(Collected data entries)
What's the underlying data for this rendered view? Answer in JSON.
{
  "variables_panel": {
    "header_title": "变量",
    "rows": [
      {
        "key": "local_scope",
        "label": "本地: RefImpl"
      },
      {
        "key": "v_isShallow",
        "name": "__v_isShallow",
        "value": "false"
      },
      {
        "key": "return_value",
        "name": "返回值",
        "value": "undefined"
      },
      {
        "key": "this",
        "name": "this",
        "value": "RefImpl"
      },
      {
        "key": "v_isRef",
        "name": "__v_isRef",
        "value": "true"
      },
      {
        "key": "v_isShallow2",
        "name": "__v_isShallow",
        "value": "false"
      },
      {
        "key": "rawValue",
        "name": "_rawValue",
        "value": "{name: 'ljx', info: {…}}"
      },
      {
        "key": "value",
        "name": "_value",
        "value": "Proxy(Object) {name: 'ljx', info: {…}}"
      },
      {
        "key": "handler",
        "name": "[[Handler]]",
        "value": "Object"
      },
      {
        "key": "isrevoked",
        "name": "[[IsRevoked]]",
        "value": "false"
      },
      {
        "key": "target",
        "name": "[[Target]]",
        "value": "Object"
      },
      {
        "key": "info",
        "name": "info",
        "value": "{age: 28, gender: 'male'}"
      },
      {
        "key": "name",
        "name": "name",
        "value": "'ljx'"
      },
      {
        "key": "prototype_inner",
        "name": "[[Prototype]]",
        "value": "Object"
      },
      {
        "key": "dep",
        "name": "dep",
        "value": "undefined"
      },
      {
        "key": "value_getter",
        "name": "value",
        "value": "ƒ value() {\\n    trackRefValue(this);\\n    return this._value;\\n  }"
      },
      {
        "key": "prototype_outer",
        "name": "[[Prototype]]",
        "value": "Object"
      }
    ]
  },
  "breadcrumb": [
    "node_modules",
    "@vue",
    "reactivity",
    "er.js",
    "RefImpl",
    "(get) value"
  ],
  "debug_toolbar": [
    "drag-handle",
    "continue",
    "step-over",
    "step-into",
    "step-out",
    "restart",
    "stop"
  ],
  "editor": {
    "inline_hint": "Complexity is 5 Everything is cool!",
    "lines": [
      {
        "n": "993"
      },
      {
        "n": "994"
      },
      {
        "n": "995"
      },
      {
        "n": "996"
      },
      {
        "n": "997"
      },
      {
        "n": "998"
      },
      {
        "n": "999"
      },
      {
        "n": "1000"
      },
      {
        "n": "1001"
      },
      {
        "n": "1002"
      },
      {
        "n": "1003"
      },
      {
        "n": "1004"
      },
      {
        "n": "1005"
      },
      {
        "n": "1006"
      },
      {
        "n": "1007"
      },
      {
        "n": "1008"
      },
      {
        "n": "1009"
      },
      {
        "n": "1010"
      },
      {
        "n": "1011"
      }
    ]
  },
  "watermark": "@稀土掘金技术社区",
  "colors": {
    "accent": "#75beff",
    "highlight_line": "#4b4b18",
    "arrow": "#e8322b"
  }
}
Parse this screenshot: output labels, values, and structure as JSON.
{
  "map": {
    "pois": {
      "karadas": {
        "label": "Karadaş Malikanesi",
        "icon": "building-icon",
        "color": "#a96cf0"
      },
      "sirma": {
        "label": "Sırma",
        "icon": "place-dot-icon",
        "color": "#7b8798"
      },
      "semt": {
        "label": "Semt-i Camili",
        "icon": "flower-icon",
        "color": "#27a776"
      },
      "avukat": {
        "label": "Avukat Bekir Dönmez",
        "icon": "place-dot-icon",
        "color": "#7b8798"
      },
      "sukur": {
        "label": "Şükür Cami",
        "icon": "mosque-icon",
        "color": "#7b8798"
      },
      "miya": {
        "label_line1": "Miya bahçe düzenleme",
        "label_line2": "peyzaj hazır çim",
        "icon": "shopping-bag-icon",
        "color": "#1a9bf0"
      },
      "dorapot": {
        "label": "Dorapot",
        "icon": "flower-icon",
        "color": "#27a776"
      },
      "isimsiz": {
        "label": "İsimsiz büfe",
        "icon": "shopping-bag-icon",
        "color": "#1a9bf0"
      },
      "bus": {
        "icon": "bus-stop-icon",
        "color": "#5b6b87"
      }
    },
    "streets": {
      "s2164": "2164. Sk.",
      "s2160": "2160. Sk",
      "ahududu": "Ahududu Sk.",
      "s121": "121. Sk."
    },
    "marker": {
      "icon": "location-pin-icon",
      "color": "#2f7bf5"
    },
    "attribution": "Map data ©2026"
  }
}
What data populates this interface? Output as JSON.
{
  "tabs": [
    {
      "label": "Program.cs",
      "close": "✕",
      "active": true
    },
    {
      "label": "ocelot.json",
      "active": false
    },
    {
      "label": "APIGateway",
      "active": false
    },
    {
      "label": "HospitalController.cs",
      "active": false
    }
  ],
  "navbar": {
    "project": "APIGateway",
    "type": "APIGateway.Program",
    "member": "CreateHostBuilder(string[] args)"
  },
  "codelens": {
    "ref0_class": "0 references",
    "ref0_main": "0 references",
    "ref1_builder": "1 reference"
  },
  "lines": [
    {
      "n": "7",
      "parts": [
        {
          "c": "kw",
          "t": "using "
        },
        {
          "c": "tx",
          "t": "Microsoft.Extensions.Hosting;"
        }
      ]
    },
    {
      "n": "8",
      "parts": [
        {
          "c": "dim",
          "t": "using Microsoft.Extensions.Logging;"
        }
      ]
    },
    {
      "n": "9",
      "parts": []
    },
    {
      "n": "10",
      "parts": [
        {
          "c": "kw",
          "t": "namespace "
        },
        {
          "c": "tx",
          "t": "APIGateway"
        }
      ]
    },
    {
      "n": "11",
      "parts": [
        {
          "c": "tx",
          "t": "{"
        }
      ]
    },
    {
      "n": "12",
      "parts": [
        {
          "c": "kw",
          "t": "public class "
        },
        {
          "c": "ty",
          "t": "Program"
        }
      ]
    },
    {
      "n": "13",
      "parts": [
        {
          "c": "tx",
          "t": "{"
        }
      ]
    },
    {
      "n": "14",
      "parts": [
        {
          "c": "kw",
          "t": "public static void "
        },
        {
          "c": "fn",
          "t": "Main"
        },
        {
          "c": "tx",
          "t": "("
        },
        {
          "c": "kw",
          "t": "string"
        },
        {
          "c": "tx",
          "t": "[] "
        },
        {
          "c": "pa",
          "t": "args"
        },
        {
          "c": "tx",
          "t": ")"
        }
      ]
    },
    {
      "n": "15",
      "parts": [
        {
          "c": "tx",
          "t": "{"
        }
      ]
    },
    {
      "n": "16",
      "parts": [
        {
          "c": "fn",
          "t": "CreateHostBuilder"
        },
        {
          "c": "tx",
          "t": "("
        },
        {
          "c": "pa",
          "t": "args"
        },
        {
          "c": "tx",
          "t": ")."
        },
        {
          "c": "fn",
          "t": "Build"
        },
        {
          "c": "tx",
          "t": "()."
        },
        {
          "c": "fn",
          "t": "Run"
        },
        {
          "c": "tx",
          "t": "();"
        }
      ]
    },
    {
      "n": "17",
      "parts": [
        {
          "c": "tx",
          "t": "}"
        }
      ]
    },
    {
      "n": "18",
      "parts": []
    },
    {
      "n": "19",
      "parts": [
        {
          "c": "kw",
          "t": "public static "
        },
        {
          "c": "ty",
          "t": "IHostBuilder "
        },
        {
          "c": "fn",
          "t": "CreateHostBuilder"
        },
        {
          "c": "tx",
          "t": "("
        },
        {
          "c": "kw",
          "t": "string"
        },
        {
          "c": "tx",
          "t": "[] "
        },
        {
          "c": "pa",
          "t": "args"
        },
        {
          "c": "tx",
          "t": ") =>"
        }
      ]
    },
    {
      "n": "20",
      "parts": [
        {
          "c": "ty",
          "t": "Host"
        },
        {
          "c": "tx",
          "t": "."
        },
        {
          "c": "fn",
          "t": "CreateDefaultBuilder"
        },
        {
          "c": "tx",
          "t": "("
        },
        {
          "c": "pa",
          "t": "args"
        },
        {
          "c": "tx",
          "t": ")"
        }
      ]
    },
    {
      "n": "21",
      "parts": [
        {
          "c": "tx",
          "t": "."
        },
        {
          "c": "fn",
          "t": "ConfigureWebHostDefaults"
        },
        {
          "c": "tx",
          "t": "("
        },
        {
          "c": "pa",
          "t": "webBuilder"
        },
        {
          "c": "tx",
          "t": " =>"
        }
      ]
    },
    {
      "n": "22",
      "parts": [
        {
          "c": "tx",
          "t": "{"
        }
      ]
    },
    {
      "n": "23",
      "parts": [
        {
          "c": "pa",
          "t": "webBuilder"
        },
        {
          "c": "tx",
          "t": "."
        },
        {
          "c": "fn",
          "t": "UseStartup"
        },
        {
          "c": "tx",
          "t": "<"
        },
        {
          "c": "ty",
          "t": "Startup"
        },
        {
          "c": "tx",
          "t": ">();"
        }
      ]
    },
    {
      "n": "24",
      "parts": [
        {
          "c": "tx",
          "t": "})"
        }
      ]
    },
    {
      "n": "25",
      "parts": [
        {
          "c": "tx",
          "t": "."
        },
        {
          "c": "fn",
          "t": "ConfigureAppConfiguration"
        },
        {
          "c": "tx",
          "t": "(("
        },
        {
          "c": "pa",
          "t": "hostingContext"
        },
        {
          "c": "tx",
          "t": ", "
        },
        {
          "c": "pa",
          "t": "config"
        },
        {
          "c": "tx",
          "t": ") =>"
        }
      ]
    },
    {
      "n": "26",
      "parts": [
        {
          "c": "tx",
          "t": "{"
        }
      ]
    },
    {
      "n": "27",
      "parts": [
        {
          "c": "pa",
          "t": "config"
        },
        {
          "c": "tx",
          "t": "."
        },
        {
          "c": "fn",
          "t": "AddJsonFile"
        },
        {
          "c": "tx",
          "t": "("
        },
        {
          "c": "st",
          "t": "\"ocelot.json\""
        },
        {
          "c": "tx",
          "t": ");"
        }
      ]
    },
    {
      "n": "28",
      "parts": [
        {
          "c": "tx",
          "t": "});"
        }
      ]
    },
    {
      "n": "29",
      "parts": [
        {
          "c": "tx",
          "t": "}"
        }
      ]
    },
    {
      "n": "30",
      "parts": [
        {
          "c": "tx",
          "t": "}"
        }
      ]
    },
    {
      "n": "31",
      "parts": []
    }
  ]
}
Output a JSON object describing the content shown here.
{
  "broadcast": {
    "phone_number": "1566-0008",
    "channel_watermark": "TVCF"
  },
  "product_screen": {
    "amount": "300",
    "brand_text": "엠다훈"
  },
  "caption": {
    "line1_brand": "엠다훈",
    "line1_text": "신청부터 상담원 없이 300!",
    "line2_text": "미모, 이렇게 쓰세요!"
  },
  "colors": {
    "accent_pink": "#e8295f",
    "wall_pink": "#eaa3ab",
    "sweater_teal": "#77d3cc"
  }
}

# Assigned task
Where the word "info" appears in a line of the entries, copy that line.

# Result
        "value": "{name: 'ljx', info: {…}}"
        "value": "Proxy(Object) {name: 'ljx', info: {…}}"
        "key": "info",
        "name": "info",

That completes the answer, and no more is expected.